DESCRIPTION OF THE TASK ->
Count the lines in the data below that include the word "Power", then state the total and nothing besides.

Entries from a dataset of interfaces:
---*---
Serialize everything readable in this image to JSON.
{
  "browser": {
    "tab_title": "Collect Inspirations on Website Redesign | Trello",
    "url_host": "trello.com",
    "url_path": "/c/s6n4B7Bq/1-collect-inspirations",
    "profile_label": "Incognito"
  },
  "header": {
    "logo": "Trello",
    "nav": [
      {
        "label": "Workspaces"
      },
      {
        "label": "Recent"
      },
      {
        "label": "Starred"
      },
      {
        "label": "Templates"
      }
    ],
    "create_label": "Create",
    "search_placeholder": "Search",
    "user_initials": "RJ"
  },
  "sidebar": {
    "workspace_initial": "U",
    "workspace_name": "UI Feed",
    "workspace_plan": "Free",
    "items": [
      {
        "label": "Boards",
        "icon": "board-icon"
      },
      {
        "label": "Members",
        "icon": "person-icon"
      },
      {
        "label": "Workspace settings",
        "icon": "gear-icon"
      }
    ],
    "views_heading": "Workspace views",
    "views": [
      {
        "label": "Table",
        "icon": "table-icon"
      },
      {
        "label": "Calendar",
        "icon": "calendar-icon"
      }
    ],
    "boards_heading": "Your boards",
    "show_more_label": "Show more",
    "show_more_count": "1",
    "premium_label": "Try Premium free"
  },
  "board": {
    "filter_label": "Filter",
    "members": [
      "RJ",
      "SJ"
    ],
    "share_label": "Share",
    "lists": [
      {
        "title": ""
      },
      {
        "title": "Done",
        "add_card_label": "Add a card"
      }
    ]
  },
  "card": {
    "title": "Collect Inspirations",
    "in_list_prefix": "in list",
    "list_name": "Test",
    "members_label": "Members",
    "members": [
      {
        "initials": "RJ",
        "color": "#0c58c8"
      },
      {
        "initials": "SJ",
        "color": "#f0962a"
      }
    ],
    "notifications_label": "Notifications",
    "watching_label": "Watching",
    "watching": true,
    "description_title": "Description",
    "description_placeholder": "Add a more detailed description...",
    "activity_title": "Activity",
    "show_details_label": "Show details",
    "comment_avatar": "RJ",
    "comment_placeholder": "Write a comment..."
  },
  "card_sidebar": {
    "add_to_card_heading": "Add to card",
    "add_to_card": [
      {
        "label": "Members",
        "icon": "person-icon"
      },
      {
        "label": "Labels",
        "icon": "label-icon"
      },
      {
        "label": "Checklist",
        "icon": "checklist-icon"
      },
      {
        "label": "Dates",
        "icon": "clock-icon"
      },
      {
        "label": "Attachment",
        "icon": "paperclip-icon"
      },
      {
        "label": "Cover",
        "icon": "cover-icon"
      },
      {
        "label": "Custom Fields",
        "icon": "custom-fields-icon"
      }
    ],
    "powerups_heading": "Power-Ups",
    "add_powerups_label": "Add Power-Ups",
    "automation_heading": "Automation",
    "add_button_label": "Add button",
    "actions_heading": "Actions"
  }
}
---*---
PROBLEM SOLUTION ->
2